We have been so blessed!

Sweet Lorane Community News, July 23, 2020

Fern Ridge Review
Creswell Chronicle

Sweet Lorane Community News
July 23, 2020
By Pat Edwards

Happy summer everyone! Has it been hot enough for you? For me, the 70s are perfect; the low- to even mid-80s are bearable; but once the thermometer passes over that 90 mark, I tend to hybernate in the air-conditioned house, if possible. 

Consequently, I water flowers and Jim does the lawn mowing in the early mornings or late evenings. We expect that more and more restrictions will be put on the use of power equipment as the temperature soars and the vegetation dries out so we’re trying to stay ahead of the game while we can.

With the Covid-19 guidelines in place, we try to spend as much time at home as possible, but we still have a store to run for now, and trips to town two or three times a week are inevitable. Like so many others, we are doing everything we can to socially distance ourselves when out in public, and we are very strong supporters of wearing masks when we shop, go into the bank or have lunch at responsible local restaurants. I’ve embarrassed myself a few times by being distracted as I get out of the car and have found myself walking through the front door of a business only to realize that I forgot to don my mask. I apologize profusely as I run back out to the car with my arm or hands over my face. Jim always seems to remember to put his on, but I haven’t trained him yet to remind me when I forget. 

We try to limit our social activities to family, but there have been a couple of occasions in the recent past that we have felt the need to attend a funeral and a wedding. Fortunately, the funeral was held in a church that had an anteroom where we were able to view and hear it on monitors while keeping our distance in a much smaller group. 

At the outdoor wedding, Jim and I were among the three who wore masks out of over 100 guests, but we were able to sit about 20 feet away from the gathering and still see the beautiful ceremony as the happy couple were united. We left right afterwards after congratulating the mother of the bride. It was not an easy situation for us. We did not want to appear anti-social—some of those in attendance are our good friends and neighbors. We wanted to celebrate with them, but not at the expense of our health or that of others. Many of them who may have noticed our discomfort would be surprised to know that I vote in the same primaries that they do. 
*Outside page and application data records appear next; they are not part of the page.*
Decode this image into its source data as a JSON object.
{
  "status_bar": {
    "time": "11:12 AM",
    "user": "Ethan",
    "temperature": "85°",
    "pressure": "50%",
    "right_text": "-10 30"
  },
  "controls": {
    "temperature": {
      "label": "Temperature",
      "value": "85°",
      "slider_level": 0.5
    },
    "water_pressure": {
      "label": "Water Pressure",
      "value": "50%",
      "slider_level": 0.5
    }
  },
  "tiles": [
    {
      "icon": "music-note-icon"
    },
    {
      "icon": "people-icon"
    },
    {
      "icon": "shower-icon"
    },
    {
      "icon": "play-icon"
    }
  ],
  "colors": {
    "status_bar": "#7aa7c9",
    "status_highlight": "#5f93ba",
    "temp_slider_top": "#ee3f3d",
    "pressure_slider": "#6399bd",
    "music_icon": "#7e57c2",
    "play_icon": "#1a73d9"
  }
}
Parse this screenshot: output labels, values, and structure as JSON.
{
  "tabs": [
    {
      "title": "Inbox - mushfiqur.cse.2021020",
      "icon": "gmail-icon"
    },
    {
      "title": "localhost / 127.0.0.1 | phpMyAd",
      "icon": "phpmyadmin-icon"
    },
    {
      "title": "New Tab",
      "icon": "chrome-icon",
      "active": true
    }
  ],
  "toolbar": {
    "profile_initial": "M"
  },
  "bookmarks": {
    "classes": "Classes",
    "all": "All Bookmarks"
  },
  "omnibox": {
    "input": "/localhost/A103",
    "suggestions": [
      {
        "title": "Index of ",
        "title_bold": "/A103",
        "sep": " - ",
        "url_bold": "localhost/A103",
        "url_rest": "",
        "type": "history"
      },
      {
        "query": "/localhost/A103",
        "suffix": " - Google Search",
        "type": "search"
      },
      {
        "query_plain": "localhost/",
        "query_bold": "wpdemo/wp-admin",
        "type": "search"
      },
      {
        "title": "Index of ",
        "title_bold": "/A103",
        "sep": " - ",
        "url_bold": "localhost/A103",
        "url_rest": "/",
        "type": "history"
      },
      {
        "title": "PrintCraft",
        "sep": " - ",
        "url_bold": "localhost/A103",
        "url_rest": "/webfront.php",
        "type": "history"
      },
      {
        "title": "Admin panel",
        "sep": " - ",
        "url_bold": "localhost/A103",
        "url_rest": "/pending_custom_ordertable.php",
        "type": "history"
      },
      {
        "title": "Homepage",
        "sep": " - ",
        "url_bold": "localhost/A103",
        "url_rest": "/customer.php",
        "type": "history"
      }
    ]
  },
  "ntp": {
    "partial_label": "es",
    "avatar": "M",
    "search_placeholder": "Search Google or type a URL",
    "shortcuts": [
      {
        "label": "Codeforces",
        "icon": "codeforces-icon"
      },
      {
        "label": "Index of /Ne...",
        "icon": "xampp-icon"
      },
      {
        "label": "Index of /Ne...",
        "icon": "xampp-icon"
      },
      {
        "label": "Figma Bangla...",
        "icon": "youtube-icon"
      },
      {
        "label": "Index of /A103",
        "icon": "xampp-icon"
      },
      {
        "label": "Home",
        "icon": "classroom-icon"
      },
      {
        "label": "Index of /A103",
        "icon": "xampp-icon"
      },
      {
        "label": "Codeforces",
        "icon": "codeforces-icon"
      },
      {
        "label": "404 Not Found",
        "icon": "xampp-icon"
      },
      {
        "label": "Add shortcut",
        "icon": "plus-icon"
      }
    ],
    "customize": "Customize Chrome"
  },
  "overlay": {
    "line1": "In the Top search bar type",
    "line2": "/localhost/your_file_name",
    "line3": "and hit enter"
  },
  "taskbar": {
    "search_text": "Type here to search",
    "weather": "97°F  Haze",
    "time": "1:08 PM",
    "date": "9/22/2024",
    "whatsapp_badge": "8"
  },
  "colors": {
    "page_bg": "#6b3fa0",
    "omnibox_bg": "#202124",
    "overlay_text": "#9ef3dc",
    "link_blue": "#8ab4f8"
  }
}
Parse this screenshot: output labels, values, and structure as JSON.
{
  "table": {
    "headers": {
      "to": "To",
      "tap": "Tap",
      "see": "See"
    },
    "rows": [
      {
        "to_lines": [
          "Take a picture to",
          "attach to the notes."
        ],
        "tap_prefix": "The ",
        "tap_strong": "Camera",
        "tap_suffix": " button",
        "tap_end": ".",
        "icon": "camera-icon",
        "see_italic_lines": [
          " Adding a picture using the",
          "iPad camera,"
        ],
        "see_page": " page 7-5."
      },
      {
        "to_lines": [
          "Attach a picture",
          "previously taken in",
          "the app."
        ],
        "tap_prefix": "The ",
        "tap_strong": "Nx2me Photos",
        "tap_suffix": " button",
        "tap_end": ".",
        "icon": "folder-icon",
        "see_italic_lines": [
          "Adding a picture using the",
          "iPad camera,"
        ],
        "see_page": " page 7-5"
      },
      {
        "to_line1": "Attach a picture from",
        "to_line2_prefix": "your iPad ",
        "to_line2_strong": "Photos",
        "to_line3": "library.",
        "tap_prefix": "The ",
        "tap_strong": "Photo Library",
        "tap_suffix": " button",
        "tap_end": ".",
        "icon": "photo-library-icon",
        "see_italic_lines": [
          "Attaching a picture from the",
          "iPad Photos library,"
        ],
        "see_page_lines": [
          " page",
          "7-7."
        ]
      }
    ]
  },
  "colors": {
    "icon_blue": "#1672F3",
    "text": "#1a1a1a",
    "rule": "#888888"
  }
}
My voter registration has been the same for well over 50 years, but that’s just on paper and I have never claimed to be a voting member of that party. I don’t want to be told how to vote... or think... or act... by any “group.” I vote from my heart and determine with my own intellect, experience, research and moral code what feels right. Nothing feels right these days. I don’t feel that I belong to either major political party... in fact, I don’t feel that I have been represented by either for a long time. The extreme ends of both parties scare the livin’ daylights out of me.  

I love my country and all that it stands for. Like each one of us, it is far from perfect. Its history is not perfect; nor is its present. We are a nation of contrasts—in race, ethnicity, religious and political beliefs, education, lifestyle and so much more—and those qualities, welded together, are what have made it strong and respected throughout the world. If we allow cracks to form and widen as they are now, we are weakened. We all need to work to mend those cracks—to reach out to each other while we still can.

May God Bless America!